Start of Given records

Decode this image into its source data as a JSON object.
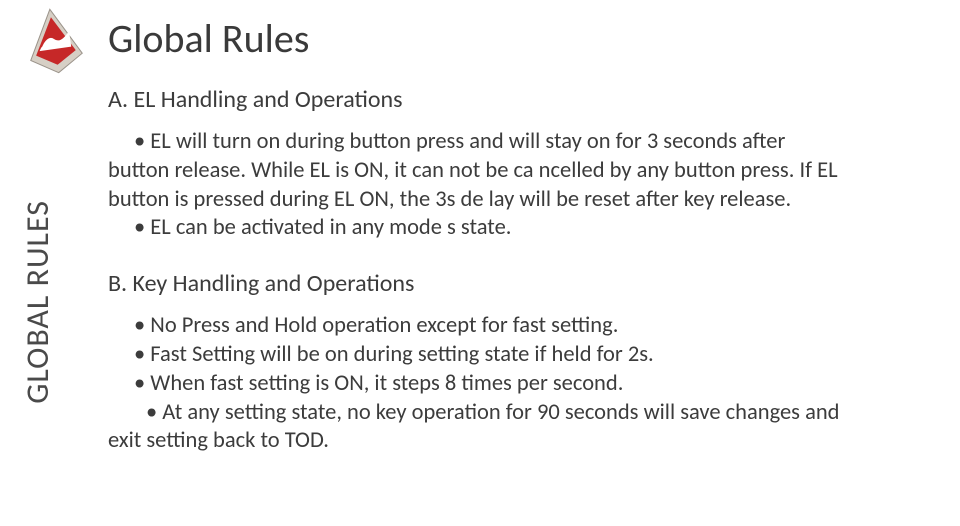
{
  "sidebar": {
    "label": "GLOBAL RULES"
  },
  "title": "Global Rules",
  "sectionA": {
    "heading": "A. EL Handling and Operations",
    "bullet1_line1": "EL will turn on during button press and will stay on for 3 seconds after",
    "bullet1_line2": "button release. While EL is ON, it can not be ca ncelled by any button press. If EL",
    "bullet1_line3": "button is pressed during EL ON, the 3s de lay will be reset after key release.",
    "bullet2": "EL can be activated in any mode s state."
  },
  "sectionB": {
    "heading": "B. Key Handling and Operations",
    "bullet1": "No Press and Hold operation except for fast setting.",
    "bullet2": "Fast Setting will be on during setting state if held for 2s.",
    "bullet3": "When fast setting is ON, it steps 8 times per second.",
    "bullet4_line1": "At any setting state, no key operation for 90 seconds will save changes and",
    "bullet4_line2": "exit setting back to TOD."
  }
}
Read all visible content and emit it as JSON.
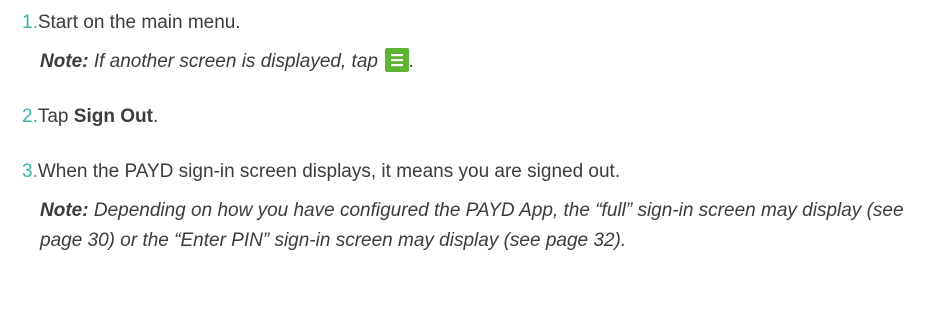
{
  "colors": {
    "step_number": "#3fb4a4",
    "menu_icon_bg": "#5cb531",
    "text": "#3c3c3c"
  },
  "steps": [
    {
      "number": "1.",
      "text": "Start on the main menu.",
      "note": {
        "label": "Note:",
        "text_before_icon": " If another screen is displayed, tap ",
        "icon": "menu-hamburger-icon",
        "text_after_icon": "."
      }
    },
    {
      "number": "2.",
      "text_before": "Tap ",
      "bold": "Sign Out",
      "text_after": "."
    },
    {
      "number": "3.",
      "text": "When the PAYD sign-in screen displays, it means you are signed out.",
      "note": {
        "label": "Note:",
        "text": " Depending on how you have configured the PAYD App, the “full” sign-in screen may display (see page 30) or the “Enter PIN” sign-in screen may display (see page 32)."
      }
    }
  ]
}
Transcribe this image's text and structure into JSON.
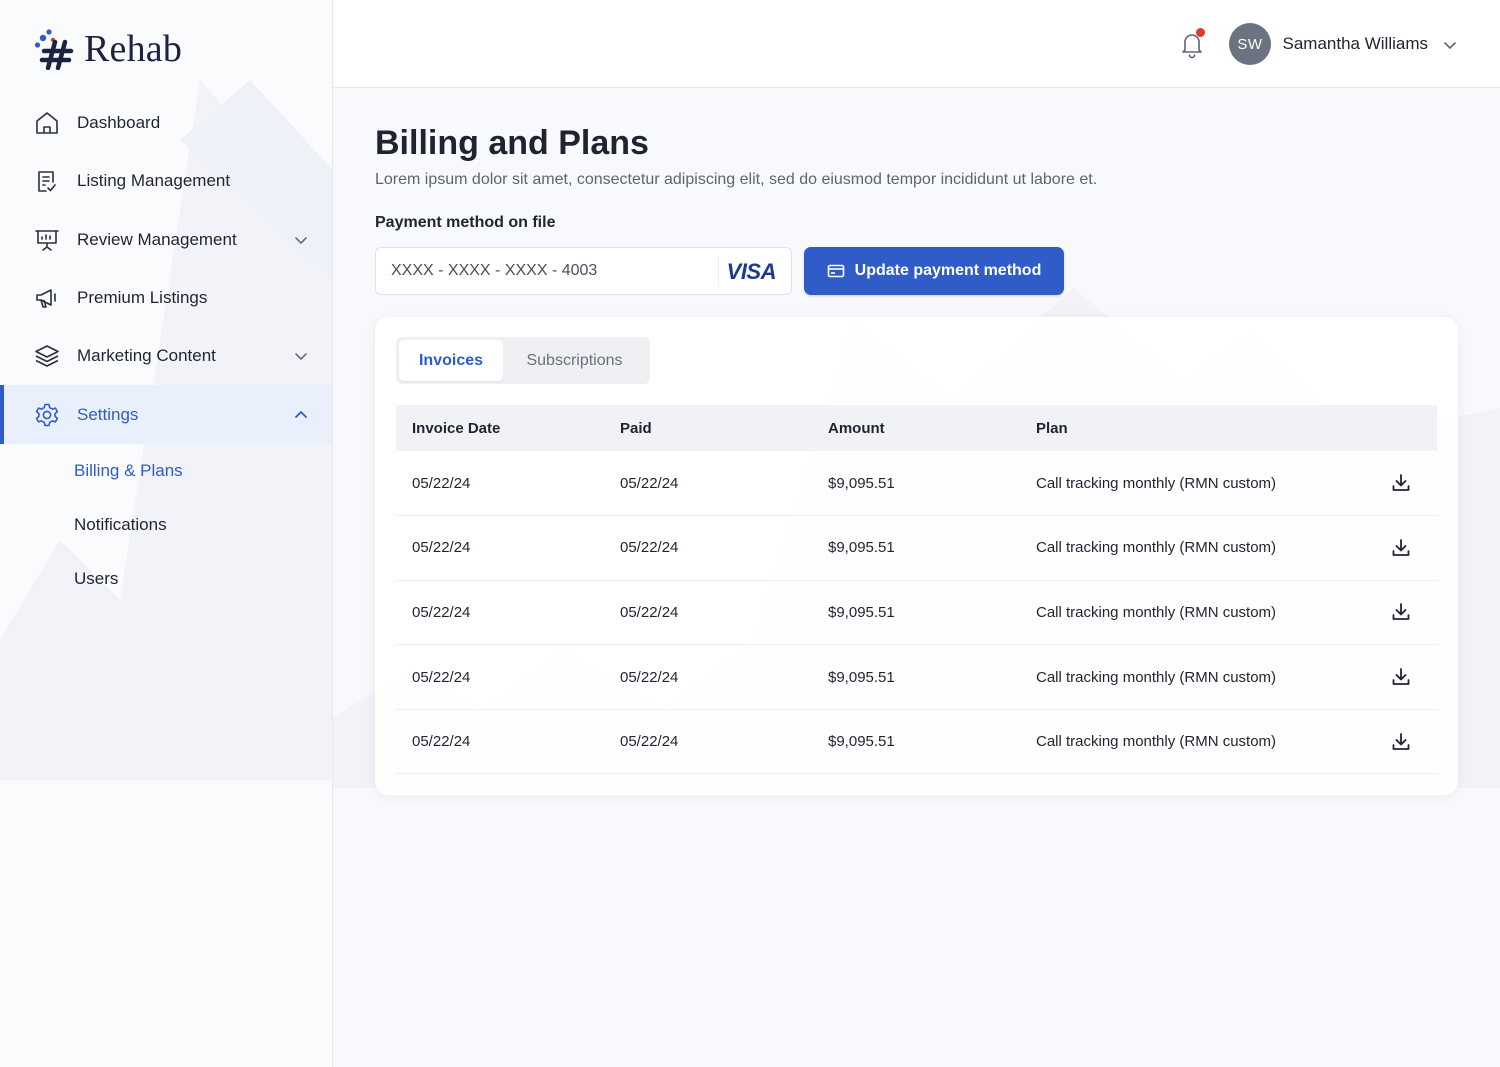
{
  "brand": {
    "name": "Rehab"
  },
  "sidebar": {
    "items": [
      {
        "label": "Dashboard",
        "icon": "home-icon"
      },
      {
        "label": "Listing Management",
        "icon": "document-check-icon"
      },
      {
        "label": "Review Management",
        "icon": "presentation-icon",
        "expandable": true
      },
      {
        "label": "Premium Listings",
        "icon": "megaphone-icon"
      },
      {
        "label": "Marketing Content",
        "icon": "layers-icon",
        "expandable": true
      },
      {
        "label": "Settings",
        "icon": "gear-icon",
        "expandable": true,
        "expanded": true,
        "active": true
      }
    ],
    "settings_sub": [
      {
        "label": "Billing & Plans",
        "active": true
      },
      {
        "label": "Notifications"
      },
      {
        "label": "Users"
      }
    ]
  },
  "header": {
    "user_initials": "SW",
    "user_name": "Samantha Williams",
    "has_notification": true
  },
  "page": {
    "title": "Billing and Plans",
    "description": "Lorem ipsum dolor sit amet, consectetur adipiscing elit, sed do eiusmod tempor incididunt ut labore et.",
    "payment_label": "Payment method on file",
    "card_number": "XXXX - XXXX - XXXX - 4003",
    "card_brand": "VISA",
    "update_button": "Update payment method"
  },
  "tabs": [
    {
      "label": "Invoices",
      "active": true
    },
    {
      "label": "Subscriptions",
      "active": false
    }
  ],
  "table": {
    "columns": [
      "Invoice Date",
      "Paid",
      "Amount",
      "Plan"
    ],
    "rows": [
      {
        "date": "05/22/24",
        "paid": "05/22/24",
        "amount": "$9,095.51",
        "plan": "Call tracking monthly (RMN custom)"
      },
      {
        "date": "05/22/24",
        "paid": "05/22/24",
        "amount": "$9,095.51",
        "plan": "Call tracking monthly (RMN custom)"
      },
      {
        "date": "05/22/24",
        "paid": "05/22/24",
        "amount": "$9,095.51",
        "plan": "Call tracking monthly (RMN custom)"
      },
      {
        "date": "05/22/24",
        "paid": "05/22/24",
        "amount": "$9,095.51",
        "plan": "Call tracking monthly (RMN custom)"
      },
      {
        "date": "05/22/24",
        "paid": "05/22/24",
        "amount": "$9,095.51",
        "plan": "Call tracking monthly (RMN custom)"
      }
    ]
  },
  "colors": {
    "accent": "#2f5cc8",
    "active_bg": "#e9f0fb",
    "notification_dot": "#d93a2f",
    "avatar_bg": "#6b7280"
  }
}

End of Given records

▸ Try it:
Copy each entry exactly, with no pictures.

▸ Response for this exercise:
Decode this image into its source data as a JSON object.
{
  "sidebar": {
    "label": "GLOBAL RULES"
  },
  "title": "Global Rules",
  "sectionA": {
    "heading": "A. EL Handling and Operations",
    "bullet1_line1": "EL will turn on during button press and will stay on for 3 seconds after",
    "bullet1_line2": "button release. While EL is ON, it can not be ca ncelled by any button press. If EL",
    "bullet1_line3": "button is pressed during EL ON, the 3s de lay will be reset after key release.",
    "bullet2": "EL can be activated in any mode s state."
  },
  "sectionB": {
    "heading": "B. Key Handling and Operations",
    "bullet1": "No Press and Hold operation except for fast setting.",
    "bullet2": "Fast Setting will be on during setting state if held for 2s.",
    "bullet3": "When fast setting is ON, it steps 8 times per second.",
    "bullet4_line1": "At any setting state, no key operation for 90 seconds will save changes and",
    "bullet4_line2": "exit setting back to TOD."
  }
}
Read all visible content and emit it as JSON.
{
  "colors": {
    "step_number": "#3fb4a4",
    "menu_icon_bg": "#5cb531",
    "text": "#3c3c3c"
  },
  "steps": [
    {
      "number": "1.",
      "text": "Start on the main menu.",
      "note": {
        "label": "Note:",
        "text_before_icon": " If another screen is displayed, tap ",
        "icon": "menu-hamburger-icon",
        "text_after_icon": "."
      }
    },
    {
      "number": "2.",
      "text_before": "Tap ",
      "bold": "Sign Out",
      "text_after": "."
    },
    {
      "number": "3.",
      "text": "When the PAYD sign-in screen displays, it means you are signed out.",
      "note": {
        "label": "Note:",
        "text": " Depending on how you have configured the PAYD App, the “full” sign-in screen may display (see page 30) or the “Enter PIN” sign-in screen may display (see page 32)."
      }
    }
  ]
}
Transcribe this image's text and structure into JSON.
{
  "brand": {
    "name": "Rehab"
  },
  "sidebar": {
    "items": [
      {
        "label": "Dashboard",
        "icon": "home-icon"
      },
      {
        "label": "Listing Management",
        "icon": "document-check-icon"
      },
      {
        "label": "Review Management",
        "icon": "presentation-icon",
        "expandable": true
      },
      {
        "label": "Premium Listings",
        "icon": "megaphone-icon"
      },
      {
        "label": "Marketing Content",
        "icon": "layers-icon",
        "expandable": true
      },
      {
        "label": "Settings",
        "icon": "gear-icon",
        "expandable": true,
        "expanded": true,
        "active": true
      }
    ],
    "settings_sub": [
      {
        "label": "Billing & Plans",
        "active": true
      },
      {
        "label": "Notifications"
      },
      {
        "label": "Users"
      }
    ]
  },
  "header": {
    "user_initials": "SW",
    "user_name": "Samantha Williams",
    "has_notification": true
  },
  "page": {
    "title": "Billing and Plans",
    "description": "Lorem ipsum dolor sit amet, consectetur adipiscing elit, sed do eiusmod tempor incididunt ut labore et.",
    "payment_label": "Payment method on file",
    "card_number": "XXXX - XXXX - XXXX - 4003",
    "card_brand": "VISA",
    "update_button": "Update payment method"
  },
  "tabs": [
    {
      "label": "Invoices",
      "active": true
    },
    {
      "label": "Subscriptions",
      "active": false
    }
  ],
  "table": {
    "columns": [
      "Invoice Date",
      "Paid",
      "Amount",
      "Plan"
    ],
    "rows": [
      {
        "date": "05/22/24",
        "paid": "05/22/24",
        "amount": "$9,095.51",
        "plan": "Call tracking monthly (RMN custom)"
      },
      {
        "date": "05/22/24",
        "paid": "05/22/24",
        "amount": "$9,095.51",
        "plan": "Call tracking monthly (RMN custom)"
      },
      {
        "date": "05/22/24",
        "paid": "05/22/24",
        "amount": "$9,095.51",
        "plan": "Call tracking monthly (RMN custom)"
      },
      {
        "date": "05/22/24",
        "paid": "05/22/24",
        "amount": "$9,095.51",
        "plan": "Call tracking monthly (RMN custom)"
      },
      {
        "date": "05/22/24",
        "paid": "05/22/24",
        "amount": "$9,095.51",
        "plan": "Call tracking monthly (RMN custom)"
      }
    ]
  },
  "colors": {
    "accent": "#2f5cc8",
    "active_bg": "#e9f0fb",
    "notification_dot": "#d93a2f",
    "avatar_bg": "#6b7280"
  }
}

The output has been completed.